• **TASK REQUIREMENTS**
Could you print each line of the material below exactly?

§ §

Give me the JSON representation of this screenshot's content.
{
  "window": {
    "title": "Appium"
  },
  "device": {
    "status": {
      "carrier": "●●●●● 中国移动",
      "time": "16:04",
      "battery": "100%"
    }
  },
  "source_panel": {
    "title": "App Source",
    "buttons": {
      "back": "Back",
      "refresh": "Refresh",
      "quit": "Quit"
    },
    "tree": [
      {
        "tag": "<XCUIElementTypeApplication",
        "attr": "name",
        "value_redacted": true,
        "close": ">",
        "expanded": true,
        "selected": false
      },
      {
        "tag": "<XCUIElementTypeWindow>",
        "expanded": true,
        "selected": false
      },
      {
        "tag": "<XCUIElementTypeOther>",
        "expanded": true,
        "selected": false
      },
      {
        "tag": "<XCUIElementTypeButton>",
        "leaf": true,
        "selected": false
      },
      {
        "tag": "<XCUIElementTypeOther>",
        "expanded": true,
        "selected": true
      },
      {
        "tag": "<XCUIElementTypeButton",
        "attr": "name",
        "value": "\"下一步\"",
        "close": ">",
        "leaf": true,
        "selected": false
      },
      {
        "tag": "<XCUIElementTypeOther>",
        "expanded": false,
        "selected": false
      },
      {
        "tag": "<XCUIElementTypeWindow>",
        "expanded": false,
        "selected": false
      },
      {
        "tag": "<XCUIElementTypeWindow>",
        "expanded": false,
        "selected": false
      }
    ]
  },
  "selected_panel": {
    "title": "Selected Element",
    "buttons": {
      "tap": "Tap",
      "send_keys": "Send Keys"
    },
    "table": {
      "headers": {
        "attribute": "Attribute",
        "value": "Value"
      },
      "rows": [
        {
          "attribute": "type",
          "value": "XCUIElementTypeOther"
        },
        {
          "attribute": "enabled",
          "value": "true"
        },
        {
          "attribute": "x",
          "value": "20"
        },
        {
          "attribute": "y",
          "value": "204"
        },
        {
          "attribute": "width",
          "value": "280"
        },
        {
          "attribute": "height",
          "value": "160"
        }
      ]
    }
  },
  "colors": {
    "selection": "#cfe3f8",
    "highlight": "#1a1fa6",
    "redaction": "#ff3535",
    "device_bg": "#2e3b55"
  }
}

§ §

• **WRITTEN ANSWER**
Give me the JSON representation of this screenshot's content.
{
  "window": {
    "title": "Appium"
  },
  "device": {
    "status": {
      "carrier": "●●●●● 中国移动",
      "time": "16:04",
      "battery": "100%"
    }
  },
  "source_panel": {
    "title": "App Source",
    "buttons": {
      "back": "Back",
      "refresh": "Refresh",
      "quit": "Quit"
    },
    "tree": [
      {
        "tag": "<XCUIElementTypeApplication",
        "attr": "name",
        "value_redacted": true,
        "close": ">",
        "expanded": true,
        "selected": false
      },
      {
        "tag": "<XCUIElementTypeWindow>",
        "expanded": true,
        "selected": false
      },
      {
        "tag": "<XCUIElementTypeOther>",
        "expanded": true,
        "selected": false
      },
      {
        "tag": "<XCUIElementTypeButton>",
        "leaf": true,
        "selected": false
      },
      {
        "tag": "<XCUIElementTypeOther>",
        "expanded": true,
        "selected": true
      },
      {
        "tag": "<XCUIElementTypeButton",
        "attr": "name",
        "value": "\"下一步\"",
        "close": ">",
        "leaf": true,
        "selected": false
      },
      {
        "tag": "<XCUIElementTypeOther>",
        "expanded": false,
        "selected": false
      },
      {
        "tag": "<XCUIElementTypeWindow>",
        "expanded": false,
        "selected": false
      },
      {
        "tag": "<XCUIElementTypeWindow>",
        "expanded": false,
        "selected": false
      }
    ]
  },
  "selected_panel": {
    "title": "Selected Element",
    "buttons": {
      "tap": "Tap",
      "send_keys": "Send Keys"
    },
    "table": {
      "headers": {
        "attribute": "Attribute",
        "value": "Value"
      },
      "rows": [
        {
          "attribute": "type",
          "value": "XCUIElementTypeOther"
        },
        {
          "attribute": "enabled",
          "value": "true"
        },
        {
          "attribute": "x",
          "value": "20"
        },
        {
          "attribute": "y",
          "value": "204"
        },
        {
          "attribute": "width",
          "value": "280"
        },
        {
          "attribute": "height",
          "value": "160"
        }
      ]
    }
  },
  "colors": {
    "selection": "#cfe3f8",
    "highlight": "#1a1fa6",
    "redaction": "#ff3535",
    "device_bg": "#2e3b55"
  }
}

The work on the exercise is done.